If we look at the **Ordinal variables** in the following diagram, we can see three different colors again, but they seem to be ranked order like bars.

So **Ordinal scale** refers to the scale in which the variables can be categorized, but they can also be ranked order. **For example**, the **height** of a student in the class can be measured in the **meters**. So, in this case, it will be a **continuous measure**. But if we measure the **height** of a student in the class as **short** height, **medium** height, and **tall** height, we can arrange short, medium, and tall in **ascending** or **descending** order. So **ordinal scales** are basically those nominal scales that can be **ranked order**. **For example**, the height of a student, socioeconomic status.

There are **two** types of **Continuous scales**, which are **Interval** scale and **Ratio** scale. **Interval scale** refers to the liquor type of scale which ask for the opinion on certain topic and responses vary from **Strongly disagree** to **Strongly agree**, and in between, we can have other options. So we will define a value of **0** to **strongly disagree**. We will also define **1 2**, and **3** as **undecided** and **4** to **strongly agree**. It is known as the **interval scale** because the idea is that the measurement between two points of the scale is the same throughout the scale. So if the value between **0** to **1** is **x**, it means the value between **1** to **2, 2** to **3, 3** to **4** is also **x** like this:

So, this is a scale that divides our entire measurement into an equal number of parts, which typically happens in the liquor scale. So that is our **interval scale**. This scale superficially seems that it has a 0, but truly, it does not have an absolute zero. **For example**, suppose we measure the **attitude** of individuals or **intelligence** of the individual or **personality** treats of the individual. In that case, it is impossible for us to find the person who has zero personality treats or 0 attitudes or 0 motivations. However, we are assigning a 0 value here. So whatever the case may be, we are not going to have an individual who is 0 in terms of the trade that we measure, especially when they are the **social trades** like **personality, attitude, motivation**, and **leadership**. So the internal scale has one limitation, i.e., the lack the absolute zero.

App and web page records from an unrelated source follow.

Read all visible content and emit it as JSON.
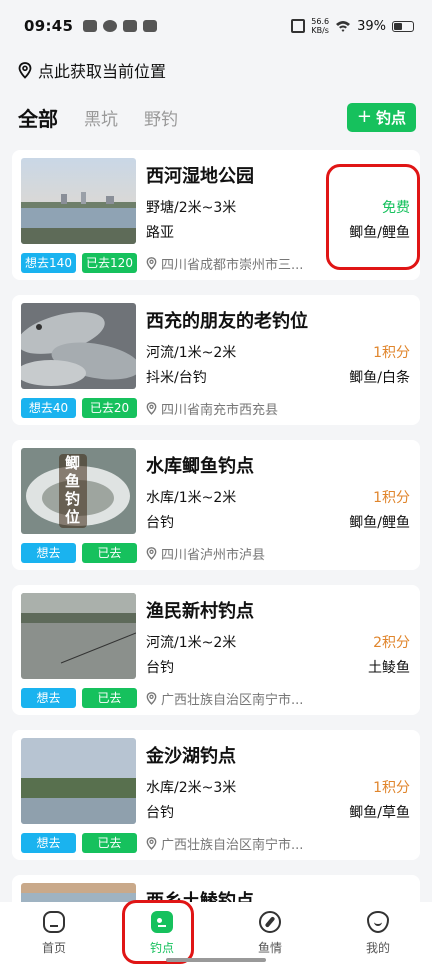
{
  "status": {
    "time": "09:45",
    "net_speed_value": "56.6",
    "net_speed_unit": "KB/s",
    "battery": "39%"
  },
  "location_text": "点此获取当前位置",
  "tabs": [
    {
      "label": "全部",
      "active": true
    },
    {
      "label": "黑坑",
      "active": false
    },
    {
      "label": "野钓",
      "active": false
    }
  ],
  "add_button_label": "钓点",
  "spots": [
    {
      "title": "西河湿地公园",
      "type_depth": "野塘/2米~3米",
      "methods": "路亚",
      "price": "免费",
      "fish": "鲫鱼/鲤鱼",
      "want": "想去140",
      "been": "已去120",
      "address": "四川省成都市崇州市三..."
    },
    {
      "title": "西充的朋友的老钓位",
      "type_depth": "河流/1米~2米",
      "methods": "抖米/台钓",
      "price": "1积分",
      "fish": "鲫鱼/白条",
      "want": "想去40",
      "been": "已去20",
      "address": "四川省南充市西充县"
    },
    {
      "title": "水库鲫鱼钓点",
      "type_depth": "水库/1米~2米",
      "methods": "台钓",
      "price": "1积分",
      "fish": "鲫鱼/鲤鱼",
      "want": "想去",
      "been": "已去",
      "address": "四川省泸州市泸县",
      "thumb_text": "鲫鱼钓位"
    },
    {
      "title": "渔民新村钓点",
      "type_depth": "河流/1米~2米",
      "methods": "台钓",
      "price": "2积分",
      "fish": "土鲮鱼",
      "want": "想去",
      "been": "已去",
      "address": "广西壮族自治区南宁市..."
    },
    {
      "title": "金沙湖钓点",
      "type_depth": "水库/2米~3米",
      "methods": "台钓",
      "price": "1积分",
      "fish": "鲫鱼/草鱼",
      "want": "想去",
      "been": "已去",
      "address": "广西壮族自治区南宁市..."
    },
    {
      "title": "西乡土鲮钓点"
    }
  ],
  "bottom_nav": [
    {
      "label": "首页",
      "icon": "home-icon"
    },
    {
      "label": "钓点",
      "icon": "spot-icon",
      "active": true
    },
    {
      "label": "鱼情",
      "icon": "compass-icon"
    },
    {
      "label": "我的",
      "icon": "profile-icon"
    }
  ],
  "colors": {
    "accent_green": "#16c15d",
    "tag_blue": "#1ab3ef",
    "price_orange": "#e0862d",
    "annotation_red": "#e01515"
  }
}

This thing is available in the case of a **Ratio scale**, which contains an absolute zero. So **absolute zero** is the point where the movement among the ion stops, and we have the 0 temperature at that point. So absolute zero means the property that we are measuring is absent. **For example**, if we measure blood glucose level, and if we say that **blood glucose level** was **0**, it means blood glucose was totally **absent**. Similarly, if we measure the **income** and report income as **zero**, it means the person had **no income**. It means absolute zero is possible in case of a ratio scale.

Now in SPSS, if we look at the **processor**, we will see **nominal, ordinal**, and **scale** variables.

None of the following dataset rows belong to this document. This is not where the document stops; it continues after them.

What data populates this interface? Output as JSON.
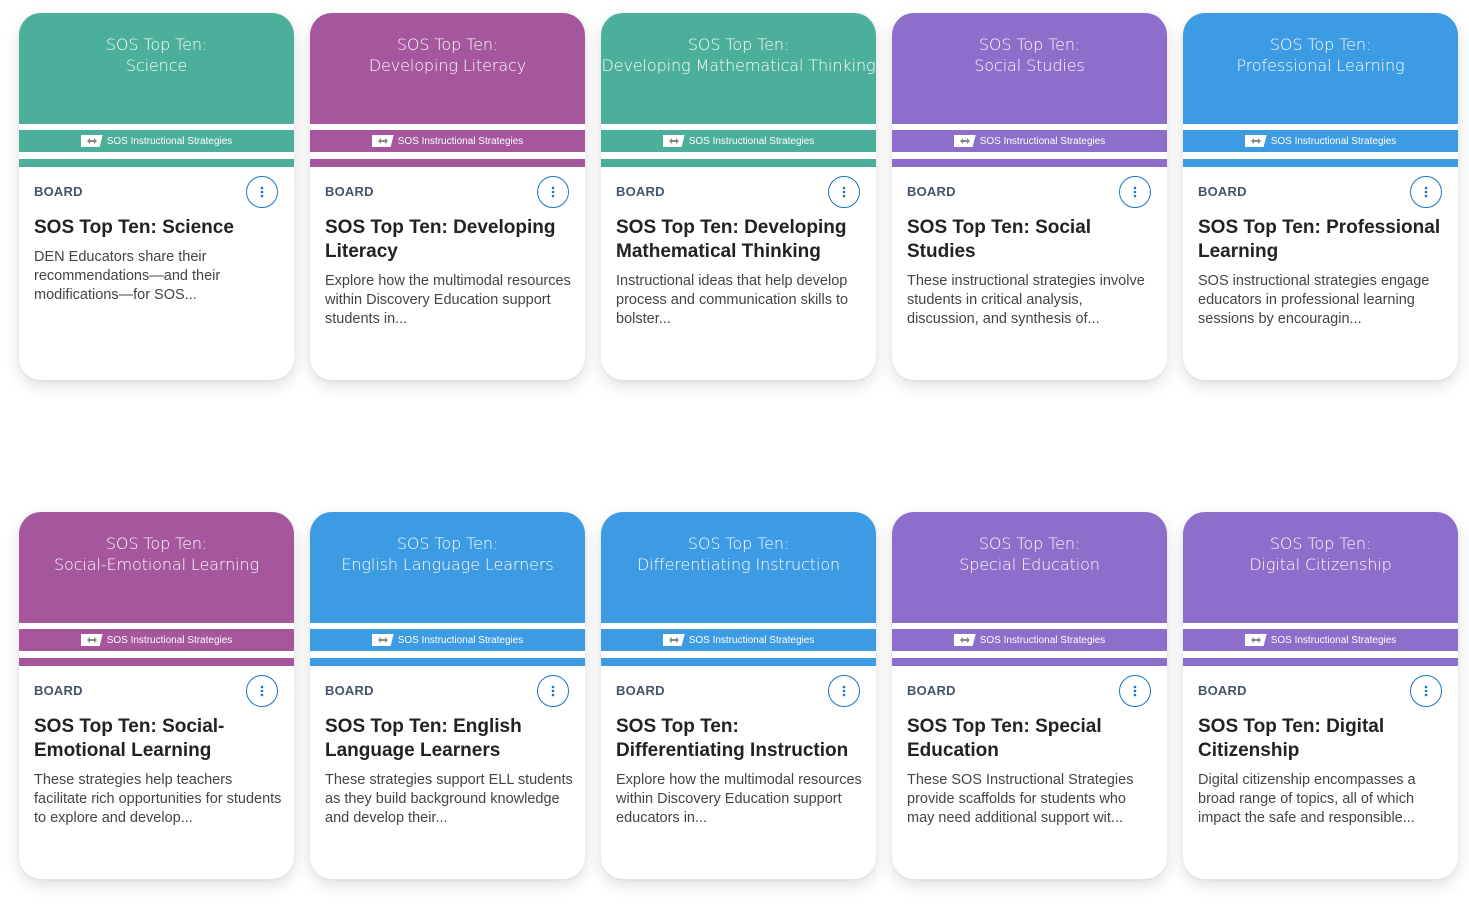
{
  "badge_text": "SOS Instructional Strategies",
  "kind_label": "BOARD",
  "colors": {
    "teal": "#4caf9b",
    "magenta": "#a6569c",
    "purple": "#8e6ecb",
    "blue": "#3d9be3",
    "menu": "#1a73c9"
  },
  "rows": [
    [
      {
        "color": "#4caf9b",
        "thumb_l1": "SOS Top Ten:",
        "thumb_l2": "Science",
        "title": "SOS Top Ten: Science",
        "title_lines": 1,
        "desc": "DEN Educators share their recommendations—and their modifications—for SOS..."
      },
      {
        "color": "#a6569c",
        "thumb_l1": "SOS Top Ten:",
        "thumb_l2": "Developing Literacy",
        "title": "SOS Top Ten: Developing Literacy",
        "title_lines": 2,
        "desc": "Explore how the multimodal resources within Discovery Education support students in..."
      },
      {
        "color": "#4caf9b",
        "thumb_l1": "SOS Top Ten:",
        "thumb_l2": "Developing Mathematical Thinking",
        "title": "SOS Top Ten: Developing Mathematical Thinking",
        "title_lines": 2,
        "desc": "Instructional ideas that help develop process and communication skills to bolster..."
      },
      {
        "color": "#8e6ecb",
        "thumb_l1": "SOS Top Ten:",
        "thumb_l2": "Social Studies",
        "title": "SOS Top Ten: Social Studies",
        "title_lines": 2,
        "desc": "These instructional strategies involve students in critical analysis, discussion, and synthesis of..."
      },
      {
        "color": "#3d9be3",
        "thumb_l1": "SOS Top Ten:",
        "thumb_l2": "Professional Learning",
        "title": "SOS Top Ten: Professional Learning",
        "title_lines": 2,
        "desc": "SOS instructional strategies engage educators in professional learning sessions by encouragin..."
      }
    ],
    [
      {
        "color": "#a6569c",
        "thumb_l1": "SOS Top Ten:",
        "thumb_l2": "Social-Emotional Learning",
        "title": "SOS Top Ten: Social-Emotional Learning",
        "title_lines": 2,
        "desc": "These strategies help teachers facilitate rich opportunities for students to explore and develop..."
      },
      {
        "color": "#3d9be3",
        "thumb_l1": "SOS Top Ten:",
        "thumb_l2": "English Language Learners",
        "title": "SOS Top Ten: English Language Learners",
        "title_lines": 2,
        "desc": "These strategies support ELL students as they build background knowledge and develop their..."
      },
      {
        "color": "#3d9be3",
        "thumb_l1": "SOS Top Ten:",
        "thumb_l2": "Differentiating Instruction",
        "title": "SOS Top Ten: Differentiating Instruction",
        "title_lines": 2,
        "desc": "Explore how the multimodal resources within Discovery Education support educators in..."
      },
      {
        "color": "#8e6ecb",
        "thumb_l1": "SOS Top Ten:",
        "thumb_l2": "Special Education",
        "title": "SOS Top Ten: Special Education",
        "title_lines": 2,
        "desc": "These SOS Instructional Strategies provide scaffolds for students who may need additional support wit..."
      },
      {
        "color": "#8e6ecb",
        "thumb_l1": "SOS Top Ten:",
        "thumb_l2": "Digital Citizenship",
        "title": "SOS Top Ten: Digital Citizenship",
        "title_lines": 2,
        "desc": "Digital citizenship encompasses a broad range of topics, all of which impact the safe and responsible..."
      }
    ]
  ]
}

In SPSS, for all practical purposes, it combines the **Interval** and **Ratio scale** into one and called **Scale variable**. We can see the meter scale kind of symbol for the scale variable, so it is showing that itâ€™s a **quantitative variable**. However, the **quantitative variables** are either **interval** variables or **ratio** variables.